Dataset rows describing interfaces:
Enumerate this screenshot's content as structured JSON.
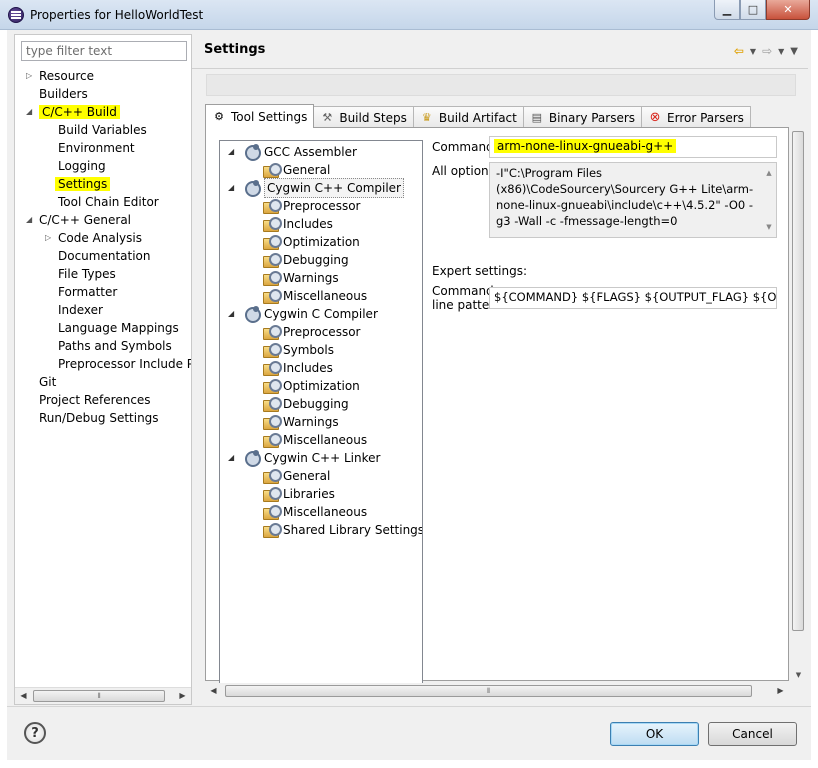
{
  "window": {
    "title": "Properties for HelloWorldTest",
    "minimize_label": "▁",
    "maximize_label": "□",
    "close_label": "✕"
  },
  "filter": {
    "placeholder": "type filter text"
  },
  "nav": {
    "resource": "Resource",
    "builders": "Builders",
    "cc_build": "C/C++ Build",
    "build_variables": "Build Variables",
    "environment": "Environment",
    "logging": "Logging",
    "settings": "Settings",
    "tool_chain_editor": "Tool Chain Editor",
    "cc_general": "C/C++ General",
    "code_analysis": "Code Analysis",
    "documentation": "Documentation",
    "file_types": "File Types",
    "formatter": "Formatter",
    "indexer": "Indexer",
    "language_mappings": "Language Mappings",
    "paths_and_symbols": "Paths and Symbols",
    "preprocessor_include": "Preprocessor Include Pa",
    "git": "Git",
    "project_references": "Project References",
    "run_debug_settings": "Run/Debug Settings"
  },
  "header": {
    "title": "Settings"
  },
  "tabs": {
    "tool_settings": "Tool Settings",
    "build_steps": "Build Steps",
    "build_artifact": "Build Artifact",
    "binary_parsers": "Binary Parsers",
    "error_parsers": "Error Parsers"
  },
  "tool_tree": {
    "gcc_assembler": "GCC Assembler",
    "gcc_assembler_general": "General",
    "cpp_compiler": "Cygwin C++ Compiler",
    "cpp_preprocessor": "Preprocessor",
    "cpp_includes": "Includes",
    "cpp_optimization": "Optimization",
    "cpp_debugging": "Debugging",
    "cpp_warnings": "Warnings",
    "cpp_misc": "Miscellaneous",
    "c_compiler": "Cygwin C Compiler",
    "c_preprocessor": "Preprocessor",
    "c_symbols": "Symbols",
    "c_includes": "Includes",
    "c_optimization": "Optimization",
    "c_debugging": "Debugging",
    "c_warnings": "Warnings",
    "c_misc": "Miscellaneous",
    "cpp_linker": "Cygwin C++ Linker",
    "linker_general": "General",
    "linker_libraries": "Libraries",
    "linker_misc": "Miscellaneous",
    "linker_shared": "Shared Library Settings"
  },
  "form": {
    "command_label": "Command:",
    "command_value": "arm-none-linux-gnueabi-g++",
    "all_options_label": "All options:",
    "all_options_value": "-I\"C:\\Program Files (x86)\\CodeSourcery\\Sourcery G++ Lite\\arm-none-linux-gnueabi\\include\\c++\\4.5.2\" -O0 -g3 -Wall -c -fmessage-length=0",
    "expert_label": "Expert settings:",
    "pattern_label_1": "Command",
    "pattern_label_2": "line pattern:",
    "pattern_value": "${COMMAND} ${FLAGS} ${OUTPUT_FLAG} ${OUTPUT_PREFIX}${OUTPUT} ${INPUTS}"
  },
  "buttons": {
    "help": "?",
    "ok": "OK",
    "cancel": "Cancel"
  },
  "colors": {
    "highlight": "#ffff00",
    "accent": "#3c7fb1"
  }
}
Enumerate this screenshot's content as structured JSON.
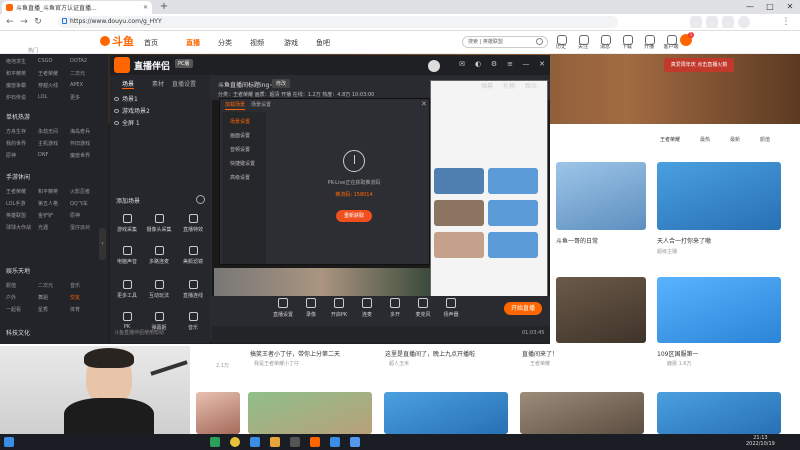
{
  "browser": {
    "tab_title": "斗鱼直播_斗鱼官方认证直播...",
    "url": "https://www.douyu.com/g_HYY",
    "new_tab": "+",
    "window_controls": [
      "—",
      "□",
      "✕"
    ]
  },
  "douyu": {
    "logo": "斗鱼",
    "nav": [
      "首页",
      "直播",
      "分类",
      "视频",
      "游戏",
      "鱼吧"
    ],
    "search_placeholder": "搜索 | 英雄联盟",
    "header_icons": [
      "历史",
      "关注",
      "消息",
      "下载",
      "开播",
      "客户端",
      "任务"
    ],
    "badge": "1",
    "banner_ad": "真爱周年庆 点击直播火箭"
  },
  "sidebar": {
    "top_label": "热门",
    "sections": [
      {
        "title": "",
        "items": [
          "绝地求生",
          "CSGO",
          "DOTA2",
          "和平精英",
          "王者荣耀",
          "二次元",
          "魔兽争霸",
          "穿越火线",
          "APEX",
          "炉石传说",
          "LOL",
          "更多"
        ]
      },
      {
        "title": "单机热游",
        "items": [
          "方舟生存",
          "永劫无间",
          "海岛奇兵",
          "我的世界",
          "主机游戏",
          "怀旧游戏",
          "原神",
          "DNF",
          "魔兽世界"
        ]
      },
      {
        "title": "手游休闲",
        "items": [
          "王者荣耀",
          "和平精英",
          "火影忍者",
          "LOL手游",
          "第五人格",
          "QQ飞车",
          "英雄联盟",
          "金铲铲",
          "原神",
          "球球大作战",
          "光遇",
          "蛋仔派对"
        ]
      },
      {
        "title": "娱乐天地",
        "items": [
          "颜值",
          "二次元",
          "音乐",
          "户外",
          "舞蹈",
          "交友",
          "一起看",
          "星秀",
          "体育"
        ]
      },
      {
        "title": "科技文化",
        "items": []
      }
    ]
  },
  "zhiboban": {
    "name": "直播伴侣",
    "version": "PC版",
    "left_tabs": [
      "场景",
      "素材",
      "直播设置"
    ],
    "scenes": [
      "场景1",
      "游戏场景2",
      "全屏 1"
    ],
    "add_scene": "添加场景",
    "tools": [
      "游戏采集",
      "摄像头采集",
      "直播特效",
      "电脑声音",
      "多路连麦",
      "美颜滤镜",
      "更多工具",
      "互动玩法",
      "直播连线",
      "PK",
      "弹幕姬",
      "音乐"
    ],
    "bottom_link": "斗鱼直播伴侣使用帮助",
    "room_title": "斗鱼直播间标题ing~",
    "modify": "修改",
    "tags_line": "分类：王者荣耀   画质：超清   开播   在线：1.2万   热度：4.8万   10:03:00",
    "right_tabs": [
      "弹幕",
      "礼物",
      "观众"
    ],
    "controls": [
      "直播设置",
      "录像",
      "开启PK",
      "连麦",
      "多开",
      "麦克风",
      "扬声器"
    ],
    "go_live": "开始直播",
    "time": "01:03:45"
  },
  "dialog": {
    "tabs": [
      "加载场景",
      "场景设置"
    ],
    "menu": [
      "场景设置",
      "画面设置",
      "音频设置",
      "快捷键设置",
      "高级设置"
    ],
    "message": "PK-Live正在获取推流码",
    "code": "推流码: 158014",
    "button": "重新获取",
    "close": "✕"
  },
  "content": {
    "categories": [
      "王者荣耀",
      "最热",
      "最新",
      "附近",
      "颜值"
    ],
    "cards_mid": [
      {
        "title": "天人合一打你来了嗷",
        "sub": "超级主播"
      },
      {
        "title": "斗鱼一哥的日常",
        "sub": "热度 3.2万"
      }
    ],
    "cards_bottom": [
      {
        "title": "",
        "sub": "2.1万"
      },
      {
        "title": "搞笑王者小丁仔，带你上分第二天",
        "sub": "我是王者荣耀小丁仔"
      },
      {
        "title": "这里是直播间了，晚上九点开播啦",
        "sub": "超人玉米"
      },
      {
        "title": "直播间来了！",
        "sub": "王者荣耀"
      },
      {
        "title": "109区国服第一",
        "sub": "鹿晨 1.6万"
      }
    ]
  },
  "taskbar": {
    "time": "21:13",
    "date": "2022/10/19"
  }
}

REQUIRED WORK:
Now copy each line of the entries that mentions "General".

TASK ANSWER:
    "cc_general": "C/C++ General",
    "gcc_assembler_general": "General",
    "linker_general": "General",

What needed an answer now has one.